The Chaneysville Incident Characters

David Bradley

The Characters

(Literary Essentials: African American Literature)

Like the narrative course of the novel, which takes John Washington back to the place where his father worked through his life’s purpose and back through time in an examination of history and heritage, the method of characterization Bradley employs is also devised as part of a multiple perspective. John Washington is presented as the narrative consciousness of the novel, and all the other characters are essentially seen from his point of view—that is, from the outside. John, however, is extremely perceptive, and he has been educated as a historian who must exercise the discipline that insists on more than an emotional or instinctive response. Consequently, he is intelligently sympathetic and convincing in his accounts of the other characters and is a reliable narrator. When necessary, Bradley will also use an omniscient point of view, particularly when recounting John’s dialogue with Judith, a technique that indicates that she is an independent figure. This is appropriate, since she presents John with the challenge that is one of the propelling aspects of the narrative.

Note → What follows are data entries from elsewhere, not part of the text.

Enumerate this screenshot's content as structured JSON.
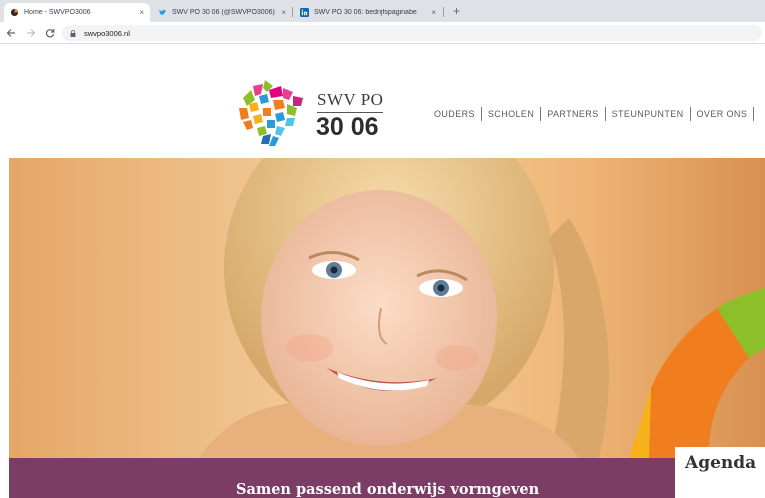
{
  "browser": {
    "tabs": [
      {
        "title": "Home - SWVPO3006",
        "icon": "site-favicon"
      },
      {
        "title": "SWV PO 30 06 (@SWVPO3006) / ",
        "icon": "twitter-icon"
      },
      {
        "title": "SWV PO 30 06: bedrijfspaginabe",
        "icon": "linkedin-icon"
      }
    ],
    "new_tab": "+",
    "close_glyph": "×",
    "url": "swvpo3006.nl"
  },
  "site": {
    "brand_top": "SWV PO",
    "brand_bottom": "30 06",
    "nav": [
      "OUDERS",
      "SCHOLEN",
      "PARTNERS",
      "STEUNPUNTEN",
      "OVER ONS"
    ],
    "banner_text": "Samen passend onderwijs vormgeven",
    "agenda_label": "Agenda"
  },
  "colors": {
    "banner": "#7b3c65",
    "accent_orange": "#f07d1e",
    "accent_green": "#8dbf2a"
  }
}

Bradley has made Moses Washington an exceptionally capable man, and it is John’s awed assessment of his father that ratifies readers’ reactions to Moses’ exploits. John’s historical foundation gives him a standard against which to measure Moses’ accomplishments. Along with C. K. Washington, Moses combines the mind of a precise thinker with the athletic ability of a...

(The entire section is 506 words.)

The Characters

(Masterpieces of American Fiction)

John Washington is drawn by David Bradley as a contemporary black man who has been assaulted by all the forces of a racist society at its most vicious and yet has managed to survive without being turned into a cipher or a demon. Bradley’s first-person narrative places the reader close to Washington’s heart and directly in his mind. Perhaps in an attempt to reject forever the slander that black men are intellectually inferior, Washington’s intellect is especially impressive, and he has taken advantage of his educational opportunities to develop an analytical power that can penetrate the most complex conundrum or confidently confront any intellectual adversary. Because he fears that he will lose his mental discipline if he yields to his emotional impulses, he fails to understand the complete meaning of anything, although he has very ably covered this up, even to himself. At first, he seems distant, self-serving, and not very likable, but his sense of fairness, morality, and ultimate decency tend to compensate for his coldness. His intense interest in all of the things of the world and his dry sense of humor make him an interesting companion for a journey, and his tremendous desire to know and understand the circumstances of his life eventually overrides his limitations and carries the reader steadily closer to him (as Judith moves closer to him) as the narration progresses. By the time that John finally decides to sacrifice all his stratagems of defense and risk his soul to make it worthy, Bradley has carefully prepared the reader to share this experience with John and to rejoice at his success.

Still, the most interesting and bizarrely heroic character in the novel is John’s father, Moses Washington. “Mose,” in his son’s words, is an “ex-moonshiner and murderer who has taken up philosophy, eccentricity, church-cleaning, marriage and fatherhood as retirement...

(The entire section is 773 words.)

Characters Discussed

(Great Characters in Literature)

John Washington

John Washington, a history professor and scholar. A cynical young black man of about thirty, John returns to his hometown to comfort a dying friend, Jack Crawley, and ends up reevaluating his own life when he finally understands the circumstances surrounding the deaths of his father, Moses Washington, and his great-grandfather, C. K. Washington. the beginning of this insight occurs when, after Crawley’s funeral, John is presented with the folio bequeathed to him earlier, in his father’s will. the contents of the folio, along with other clues left by Moses, guide John through a historical puzzle and eventually help him find peace and meaning in his own life.

Moses Washington

Moses Washington, John’s father, a bootlegger with enough information to blackmail all the rich white townspeople, who spurn the impoverished black community banished to the Hill. A powerful man within the district, he is feared by both blacks and whites, even though he keeps to himself, spending most of his time tramping through the Pennsylvania hills and checking on the status of his numerous stills. His suicide, mistaken as a murder, is disguised as a hunting accident to prevent an investigation from accidentally uncovering the folio, believed to contain dangerous evidence incriminating the town officials. Moses, like his son, John, is preoccupied with history and struggles to learn the truth about his ancestors. He...

(The entire section is 575 words.)